Nevertheless, Jesus’ identity is made crystal clear here: Jesus is the Messiah, Son of the Living God. But you knew that when you got here. YOU know who Jesus is because Peter said this first, right?
Wrong! Jesus himself goes on to say, “For flesh and blood has not revealed this to you, but my Father in heaven.” In other words, we ourselves cannot by ourselves come to God. In our epistle lesson today Paul said something similar. Paul said that we each have “the measure of faith that God has assigned.” Even our faith doesn’t come from us; our faith in God comes from God, in the amount that God chooses.

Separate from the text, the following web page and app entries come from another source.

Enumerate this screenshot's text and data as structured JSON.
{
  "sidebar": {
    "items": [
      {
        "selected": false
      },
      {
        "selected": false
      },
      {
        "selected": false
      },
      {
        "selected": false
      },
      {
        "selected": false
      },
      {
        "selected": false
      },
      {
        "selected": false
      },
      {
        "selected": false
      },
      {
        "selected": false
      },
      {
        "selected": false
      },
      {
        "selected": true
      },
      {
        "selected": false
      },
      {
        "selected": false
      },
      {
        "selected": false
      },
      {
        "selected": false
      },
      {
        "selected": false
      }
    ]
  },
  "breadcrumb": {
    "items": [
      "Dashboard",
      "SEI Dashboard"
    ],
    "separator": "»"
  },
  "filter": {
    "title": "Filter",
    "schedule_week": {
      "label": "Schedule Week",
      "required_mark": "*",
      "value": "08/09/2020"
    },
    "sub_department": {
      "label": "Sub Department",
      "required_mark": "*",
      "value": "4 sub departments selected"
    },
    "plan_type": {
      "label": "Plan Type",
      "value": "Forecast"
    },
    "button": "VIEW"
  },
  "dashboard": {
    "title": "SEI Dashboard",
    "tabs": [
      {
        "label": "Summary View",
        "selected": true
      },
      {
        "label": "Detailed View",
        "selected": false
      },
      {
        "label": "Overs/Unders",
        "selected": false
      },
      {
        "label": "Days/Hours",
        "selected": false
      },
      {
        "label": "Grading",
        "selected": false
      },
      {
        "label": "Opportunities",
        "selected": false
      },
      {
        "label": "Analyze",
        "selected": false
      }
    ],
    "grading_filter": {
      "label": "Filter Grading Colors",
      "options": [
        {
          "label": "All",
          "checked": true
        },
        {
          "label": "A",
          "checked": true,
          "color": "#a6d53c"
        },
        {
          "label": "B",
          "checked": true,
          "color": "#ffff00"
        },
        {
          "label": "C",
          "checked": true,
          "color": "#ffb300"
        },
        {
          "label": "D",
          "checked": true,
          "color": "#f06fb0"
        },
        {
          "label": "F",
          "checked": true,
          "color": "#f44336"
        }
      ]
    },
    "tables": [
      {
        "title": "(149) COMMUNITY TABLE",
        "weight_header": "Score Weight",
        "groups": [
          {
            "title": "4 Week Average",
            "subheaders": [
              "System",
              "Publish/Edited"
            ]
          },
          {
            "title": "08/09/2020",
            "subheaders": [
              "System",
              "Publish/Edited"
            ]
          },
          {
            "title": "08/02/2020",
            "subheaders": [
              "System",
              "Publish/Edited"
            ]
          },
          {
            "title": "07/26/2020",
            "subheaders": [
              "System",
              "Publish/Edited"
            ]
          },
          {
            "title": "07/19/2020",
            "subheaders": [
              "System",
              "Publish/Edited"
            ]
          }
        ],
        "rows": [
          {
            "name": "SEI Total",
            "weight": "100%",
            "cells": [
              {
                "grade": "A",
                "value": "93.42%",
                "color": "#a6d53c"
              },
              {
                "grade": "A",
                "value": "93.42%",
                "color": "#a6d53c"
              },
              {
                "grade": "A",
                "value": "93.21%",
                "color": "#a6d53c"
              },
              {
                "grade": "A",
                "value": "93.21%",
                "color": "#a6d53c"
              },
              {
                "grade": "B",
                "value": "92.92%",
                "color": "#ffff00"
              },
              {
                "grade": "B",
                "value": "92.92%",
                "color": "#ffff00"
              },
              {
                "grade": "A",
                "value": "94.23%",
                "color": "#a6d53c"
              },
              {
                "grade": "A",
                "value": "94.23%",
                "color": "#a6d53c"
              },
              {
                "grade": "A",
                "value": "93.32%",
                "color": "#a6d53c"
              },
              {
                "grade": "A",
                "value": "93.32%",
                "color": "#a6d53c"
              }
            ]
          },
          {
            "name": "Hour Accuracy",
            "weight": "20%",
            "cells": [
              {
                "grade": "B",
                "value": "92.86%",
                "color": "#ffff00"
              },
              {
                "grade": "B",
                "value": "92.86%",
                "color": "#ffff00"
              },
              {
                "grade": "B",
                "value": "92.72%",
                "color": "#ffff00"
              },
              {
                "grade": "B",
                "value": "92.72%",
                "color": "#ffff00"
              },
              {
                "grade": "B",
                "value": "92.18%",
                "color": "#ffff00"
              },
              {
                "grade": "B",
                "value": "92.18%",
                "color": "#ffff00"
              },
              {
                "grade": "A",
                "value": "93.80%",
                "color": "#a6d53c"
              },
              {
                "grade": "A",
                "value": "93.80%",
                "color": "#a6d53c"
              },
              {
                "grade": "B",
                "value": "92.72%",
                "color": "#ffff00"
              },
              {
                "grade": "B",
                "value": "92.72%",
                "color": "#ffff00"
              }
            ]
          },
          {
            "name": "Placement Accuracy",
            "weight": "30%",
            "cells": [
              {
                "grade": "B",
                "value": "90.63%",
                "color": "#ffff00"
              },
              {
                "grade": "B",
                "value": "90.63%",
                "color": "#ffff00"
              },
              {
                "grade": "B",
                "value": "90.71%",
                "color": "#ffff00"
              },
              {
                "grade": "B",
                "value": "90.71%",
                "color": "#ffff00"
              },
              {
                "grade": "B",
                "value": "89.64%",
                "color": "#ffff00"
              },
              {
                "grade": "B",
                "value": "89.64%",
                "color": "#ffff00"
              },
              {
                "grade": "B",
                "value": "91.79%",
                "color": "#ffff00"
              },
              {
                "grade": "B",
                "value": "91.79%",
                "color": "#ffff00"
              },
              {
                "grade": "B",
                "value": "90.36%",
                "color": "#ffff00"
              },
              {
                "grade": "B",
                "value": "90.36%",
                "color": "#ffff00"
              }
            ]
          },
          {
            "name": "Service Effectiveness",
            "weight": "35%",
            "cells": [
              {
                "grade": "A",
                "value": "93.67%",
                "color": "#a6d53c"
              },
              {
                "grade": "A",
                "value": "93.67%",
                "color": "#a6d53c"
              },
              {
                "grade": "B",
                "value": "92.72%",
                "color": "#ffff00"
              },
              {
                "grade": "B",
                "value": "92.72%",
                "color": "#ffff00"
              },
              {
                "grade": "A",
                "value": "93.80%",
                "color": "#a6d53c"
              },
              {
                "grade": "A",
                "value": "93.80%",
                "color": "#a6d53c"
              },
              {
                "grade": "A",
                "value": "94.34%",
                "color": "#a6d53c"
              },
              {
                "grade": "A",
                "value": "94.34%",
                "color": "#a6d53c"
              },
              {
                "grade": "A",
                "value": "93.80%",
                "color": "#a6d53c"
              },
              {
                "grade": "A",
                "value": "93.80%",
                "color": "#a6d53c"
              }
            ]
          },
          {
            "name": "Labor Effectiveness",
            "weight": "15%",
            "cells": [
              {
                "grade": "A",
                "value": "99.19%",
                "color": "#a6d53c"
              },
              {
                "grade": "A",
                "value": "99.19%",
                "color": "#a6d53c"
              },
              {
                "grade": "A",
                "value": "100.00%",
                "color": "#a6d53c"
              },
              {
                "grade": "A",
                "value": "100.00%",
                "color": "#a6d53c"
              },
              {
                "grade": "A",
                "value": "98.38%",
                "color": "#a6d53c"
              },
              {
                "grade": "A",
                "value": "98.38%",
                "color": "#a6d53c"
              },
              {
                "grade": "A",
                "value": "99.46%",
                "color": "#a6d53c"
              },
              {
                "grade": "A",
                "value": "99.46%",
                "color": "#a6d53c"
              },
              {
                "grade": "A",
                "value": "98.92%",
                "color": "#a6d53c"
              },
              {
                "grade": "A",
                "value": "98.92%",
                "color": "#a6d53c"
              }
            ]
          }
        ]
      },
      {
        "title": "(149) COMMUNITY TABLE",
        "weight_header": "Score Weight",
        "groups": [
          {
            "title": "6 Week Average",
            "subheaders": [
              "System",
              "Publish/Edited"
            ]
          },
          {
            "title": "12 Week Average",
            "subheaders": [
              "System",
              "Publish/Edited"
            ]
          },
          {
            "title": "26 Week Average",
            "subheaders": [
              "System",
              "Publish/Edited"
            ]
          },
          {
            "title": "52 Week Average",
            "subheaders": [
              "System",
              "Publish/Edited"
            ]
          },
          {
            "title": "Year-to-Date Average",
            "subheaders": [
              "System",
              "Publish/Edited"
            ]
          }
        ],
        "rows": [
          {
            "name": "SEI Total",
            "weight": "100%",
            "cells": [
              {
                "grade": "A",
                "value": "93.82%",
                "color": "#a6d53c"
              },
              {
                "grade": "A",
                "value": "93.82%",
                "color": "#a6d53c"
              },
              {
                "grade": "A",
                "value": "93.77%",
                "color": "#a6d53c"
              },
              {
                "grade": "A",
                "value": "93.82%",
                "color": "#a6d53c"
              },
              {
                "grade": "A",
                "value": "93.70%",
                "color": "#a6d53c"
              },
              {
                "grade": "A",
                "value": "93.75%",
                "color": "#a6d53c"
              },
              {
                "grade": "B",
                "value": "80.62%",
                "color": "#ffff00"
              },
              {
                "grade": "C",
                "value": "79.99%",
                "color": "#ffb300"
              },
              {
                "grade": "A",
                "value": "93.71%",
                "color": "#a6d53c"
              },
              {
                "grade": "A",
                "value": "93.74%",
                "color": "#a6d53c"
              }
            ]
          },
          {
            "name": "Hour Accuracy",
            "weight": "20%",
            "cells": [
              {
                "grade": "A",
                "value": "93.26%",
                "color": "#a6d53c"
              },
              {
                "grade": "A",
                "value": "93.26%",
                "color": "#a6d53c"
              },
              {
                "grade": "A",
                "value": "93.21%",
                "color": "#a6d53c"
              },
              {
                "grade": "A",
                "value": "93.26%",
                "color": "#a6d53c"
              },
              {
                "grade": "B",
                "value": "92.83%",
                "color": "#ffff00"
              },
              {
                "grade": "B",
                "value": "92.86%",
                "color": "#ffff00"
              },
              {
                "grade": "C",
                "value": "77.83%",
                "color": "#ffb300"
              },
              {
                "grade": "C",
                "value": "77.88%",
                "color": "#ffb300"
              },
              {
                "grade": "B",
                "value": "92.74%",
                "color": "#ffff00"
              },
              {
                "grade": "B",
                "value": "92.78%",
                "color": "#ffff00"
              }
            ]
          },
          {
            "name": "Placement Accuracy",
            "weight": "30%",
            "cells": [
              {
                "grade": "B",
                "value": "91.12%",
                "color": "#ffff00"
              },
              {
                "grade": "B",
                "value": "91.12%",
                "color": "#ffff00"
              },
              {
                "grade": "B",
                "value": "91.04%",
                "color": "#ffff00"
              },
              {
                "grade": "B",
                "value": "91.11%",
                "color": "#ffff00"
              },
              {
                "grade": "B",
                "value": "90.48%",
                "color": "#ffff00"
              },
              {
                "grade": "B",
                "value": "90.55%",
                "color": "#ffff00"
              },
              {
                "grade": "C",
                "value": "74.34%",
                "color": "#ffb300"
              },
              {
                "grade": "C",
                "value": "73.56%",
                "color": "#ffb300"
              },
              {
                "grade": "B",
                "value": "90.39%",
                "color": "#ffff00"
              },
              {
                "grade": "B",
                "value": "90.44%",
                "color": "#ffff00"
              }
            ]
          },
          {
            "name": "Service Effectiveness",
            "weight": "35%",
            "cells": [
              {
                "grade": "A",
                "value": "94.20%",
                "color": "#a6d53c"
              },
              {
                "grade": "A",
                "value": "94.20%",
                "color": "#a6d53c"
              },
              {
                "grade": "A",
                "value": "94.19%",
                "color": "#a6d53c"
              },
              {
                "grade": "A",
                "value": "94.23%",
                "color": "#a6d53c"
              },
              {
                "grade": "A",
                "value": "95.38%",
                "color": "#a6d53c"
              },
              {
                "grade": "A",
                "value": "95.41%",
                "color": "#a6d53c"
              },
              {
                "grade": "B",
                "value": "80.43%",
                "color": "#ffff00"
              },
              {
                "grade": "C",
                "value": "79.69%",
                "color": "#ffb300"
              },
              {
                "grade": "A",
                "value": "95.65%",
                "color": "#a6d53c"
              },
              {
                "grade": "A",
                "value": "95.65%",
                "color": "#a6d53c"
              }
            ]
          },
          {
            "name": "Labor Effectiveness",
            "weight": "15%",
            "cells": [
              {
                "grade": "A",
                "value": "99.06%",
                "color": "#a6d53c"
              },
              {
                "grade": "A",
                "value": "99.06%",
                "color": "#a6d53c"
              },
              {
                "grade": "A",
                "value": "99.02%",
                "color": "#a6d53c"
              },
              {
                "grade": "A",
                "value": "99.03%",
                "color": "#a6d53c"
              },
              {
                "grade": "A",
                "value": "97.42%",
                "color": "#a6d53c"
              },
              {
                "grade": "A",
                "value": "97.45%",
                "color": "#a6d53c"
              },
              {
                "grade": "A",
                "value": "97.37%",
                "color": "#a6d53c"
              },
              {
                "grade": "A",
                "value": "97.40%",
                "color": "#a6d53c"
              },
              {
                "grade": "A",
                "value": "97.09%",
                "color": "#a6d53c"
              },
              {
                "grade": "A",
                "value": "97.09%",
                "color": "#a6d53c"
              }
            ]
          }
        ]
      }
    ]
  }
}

Paul made clear what we are to do with this faith that God has given us. We are to discern the will of God, to figure out what God wants us to do, so that we know how to use the identity that we have been given. Jesus-the-Christ is the Son of Man, whose identity was to die for us so that we might have eternal life. If we were to continue reading in our gospel lesson, this is what comes next, Jesus’ declaration that his God-given purpose was to die on the cross.
Paul also made clear how we are to discern our own identity: we are to be transformed—which is to say transfigured, re-visioned, changed from the inside out—into the mind of God. We can go through life using our God-given identities to glorify God all by ourselves. But Paul insists that we are best able to do Christ’s work in the world by getting our egos out of the way. Whatever our identity, the way that God can be glorified through us is to work together so closely, living out our very God-given identities, that we function in unison as well as our own body functions. “I am who I am so that God might be glorified,” is really a corporate work.
We have spent the past 20 months discerning what this community is being called to do. As a community, we are being changed from the inside out. Are you the hand, the foot, the brain, the heart in this body of ours called Resurrection? You are not here by accident. We need each and every one of you because without you we are not complete. We know who we are, and we have work to do. “We are who we are so that God might be glorified.”